Sunday, 26 April 2015
Software review - Krita - First look
Krita is a full function digital painting program with a loyal fanbase and more importantly, a price tag that can't be beat...it's free.
I can't help looking at what other painting apps have to offer. There's always the quest to find the perfect set-up with that magic tool that will transform my lousy sketches into something magical. Obviously no program can do this, but it is interesting to see how different painting programs are to one another.
My current set-up involves sketching on Manga Studio Pro - then proceeding to using MSP brushes for more expressive line work, or transferring the sketch into Illustrator for more precise inking. I'll also use Photoshop for various things. Those three are my trinity of killer drawing programs.
I also have Autodesk Sketchbook Pro, which is a wonderful program and it is criminal how little I use it. I promise to dust down the covers and make sure I sketch with it more in future. In the past I have dabbled with demo versions of Artrage and the mighty Corel Painter too, but I didn't really take to either of those with much love. Both are awesome and powerful but neither compelled me to spend money buying.
Krita, being free, was worth a try.
Very First Doodle
Krita was simple to load and install.
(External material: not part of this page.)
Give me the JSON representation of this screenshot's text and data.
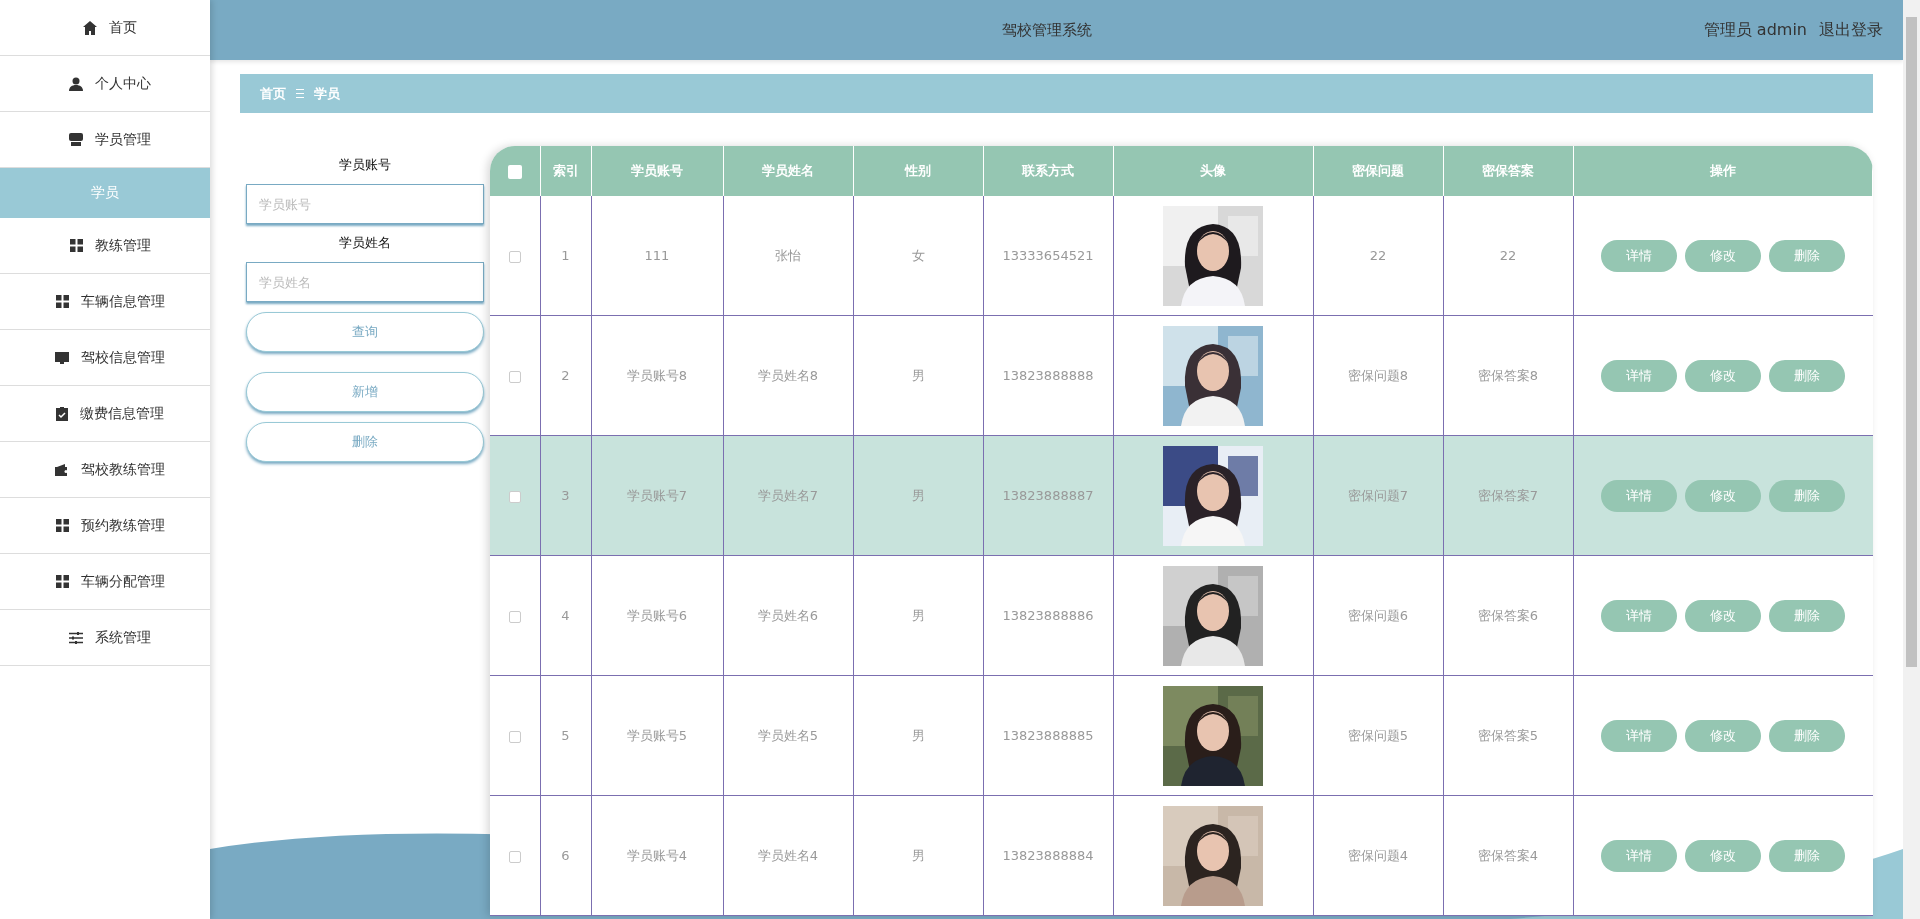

But it takes a long time to open once installed - probably 30-40 seconds. I didn't time it, but the holding page just hangs there on your screen while is cranks itself into life.
I hate reading User Guides so I didn't make any effort to read where all the things are in Krita. As soon as the application opens, you are presented with the huge brushes selection palette and a layers palette. It's tidy and just what I like to have on my canvas board.
This write-up is just a brief first impressions report. The big plus with Krita is that it is free and it offers so many incredible brushes - from paint brushes to pencils, pens, markers, sponges, chalk etc etc, the list is endless. All aree customisable too I think. Everything is fairly intuitive and I did not need to consult any user guides or forums, well not for the basic stuff. You just open and draw.
But it has big drawbacks. I already mentioned it is really slow to load up. Slower than any of my Adobe or other paint programs. It also freezes. On one art piece (which I will present in a later blog post) I used around 5 layers over an A3 size canvas and it really struggled to keep up with sketch strokes. It didn't crash thankfully, but it did threaten to at one point. I just went away, made a cup of tea and when I came back, it had resumed normal function.
Anyway, the authentic appearance of the many paint and drawing tools are a huge plus. See the tiger head I quickly drew here:
The big flash of fire is an airbrush effect tool that I took a shine to called FX_explode . I also like the alpha functionality - ie even if you draw and paint on another layer, it will assume you don't want to draw over or under art lines above or below it. You can turn this function off. I don't think it works perfectly but it's handy. I had fun too with the sponge brush, dabbing white clouds onto the blue sky on the tiger drawing above.
One niggling thing when switching tools is that you need to make sure you have pressed the 'brush' icon on the main tool bar before using your various brushes and pens. Sometimes I used say, the eye dropper tool and then just clicked on the airbrush icon but it didn't work because I didn't first of all press the main brush button. It's an annoying extra step that I don't think should be there, especially when you switch tools a lot, it wastes time.
If you want to knock out Painter quality artworks but can't justify the price, then Krita is a damn good alternative. In my next blog piece, I use Krita much more extensively. In the meantime, check out the Krita gallery to see some impressive examples of what good digital artists can create with it.